Just before serving, stir in the lime juice and season with salt and pepper to taste.

Serve in large bowls, garnished with the coriander and a tbsp of sour cream for each bowl.

If you are adding chorizo and avocado, pile them on top at this point.

Wednesday, June 3, 2009

Spaghetti Bolognese

I would describe this recipe as just about foolproof.

This recipe will feed about 6 people. I usually make enough for 6 and then freeze excess portions as
bolognese keeps really well frozen.


750g (1.6 pounds) steak mince
3 large carrots, grated
1 large red onion, diced
125ml (1/2 cup) olive oil
4 tbsp tomato puree
6 cloves of garlic
2 cans of chopped tomatoes (400ml cans)
250ml (1 cup) red wine
2 tbsp Worcestershire sauce
1 vegetable stock cube
2 tbsp dried oregano
1 tbsp dried basil
1 tbsp garlic powder
2 tsp
salt and pepper to taste
250ml (1 cup) milk

Firstly, heat the olive oil in a large saucepan on medium heat. Add the diced onions and grated carrots to the pan and cook for a couple of minutes, making sure they don't stick to the pan.

Push the carrot and onion mixture to the side of the pan and add the steak mince. Brown the mince, stirring everything together. If you have bought lean steak mince, you shouldn't get too much fat from the mince. If you do find that the mixture is looking a bit greasy then you can strain some of the fat away.

Add in the chopped garlic, oregano, basil and the garlic powder and stir thoroughly.

When everything is browned, add in the tomato paste and combine with the contents of the pan.

Now add the red wine. This may seem like a lot of red wine but the alcohol will cook off and it gives it a rich flavour that is hard to get with anything else.

Add the Worcestershire sauce, crumbled stock cube,
Tabasco and the cans of chopped tomatoes.

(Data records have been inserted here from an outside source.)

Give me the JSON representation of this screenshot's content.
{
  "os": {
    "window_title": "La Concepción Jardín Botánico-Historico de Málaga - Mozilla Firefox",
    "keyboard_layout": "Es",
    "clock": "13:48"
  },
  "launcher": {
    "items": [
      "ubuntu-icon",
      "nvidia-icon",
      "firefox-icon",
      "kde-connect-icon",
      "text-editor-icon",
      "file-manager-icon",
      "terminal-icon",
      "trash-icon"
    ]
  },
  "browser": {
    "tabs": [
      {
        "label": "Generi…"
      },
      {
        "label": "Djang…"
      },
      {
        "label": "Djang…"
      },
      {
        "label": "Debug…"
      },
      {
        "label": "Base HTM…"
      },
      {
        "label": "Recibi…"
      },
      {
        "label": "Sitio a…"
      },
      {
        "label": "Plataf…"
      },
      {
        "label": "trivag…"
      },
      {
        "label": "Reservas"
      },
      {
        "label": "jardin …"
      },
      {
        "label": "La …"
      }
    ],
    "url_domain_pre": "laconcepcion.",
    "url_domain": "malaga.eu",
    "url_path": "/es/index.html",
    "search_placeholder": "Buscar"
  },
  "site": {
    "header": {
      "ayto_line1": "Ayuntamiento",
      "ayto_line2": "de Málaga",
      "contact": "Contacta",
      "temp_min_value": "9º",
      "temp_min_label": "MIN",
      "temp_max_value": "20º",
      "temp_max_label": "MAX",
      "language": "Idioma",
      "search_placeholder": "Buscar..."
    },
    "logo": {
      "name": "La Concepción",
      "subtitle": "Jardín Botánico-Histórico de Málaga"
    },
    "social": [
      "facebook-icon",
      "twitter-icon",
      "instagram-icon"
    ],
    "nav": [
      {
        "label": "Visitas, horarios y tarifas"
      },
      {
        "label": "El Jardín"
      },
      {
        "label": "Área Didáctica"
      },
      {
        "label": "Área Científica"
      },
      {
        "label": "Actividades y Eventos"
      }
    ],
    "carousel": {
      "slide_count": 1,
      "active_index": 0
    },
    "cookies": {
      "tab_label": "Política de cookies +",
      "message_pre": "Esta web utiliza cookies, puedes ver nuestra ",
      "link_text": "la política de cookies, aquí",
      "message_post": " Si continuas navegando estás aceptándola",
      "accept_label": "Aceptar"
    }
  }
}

Lastly, add the milk. This is my secret addition to
bolognese that I usually don't tell people about!! I promise that it won't make your sauce creamy but just gives it a bit of va-va-voom!

Reduce the heat and simmer
for at least 45 mins but the longer you can leave it cooking the better. Make sure and stir occasionally to ensure that the sauce doesn't stick but as it's quite liquid you don't have to worry about going away and doing something else while it's cooking!

Taste and season the
bolognese with salt and pepper while it's simmering.

You can serve this with spaghetti or to be honest, any pasta shape that you like. Make sure and sprinkle plenty of grated
Parmesan cheese on the spaghetti bolognese before serving.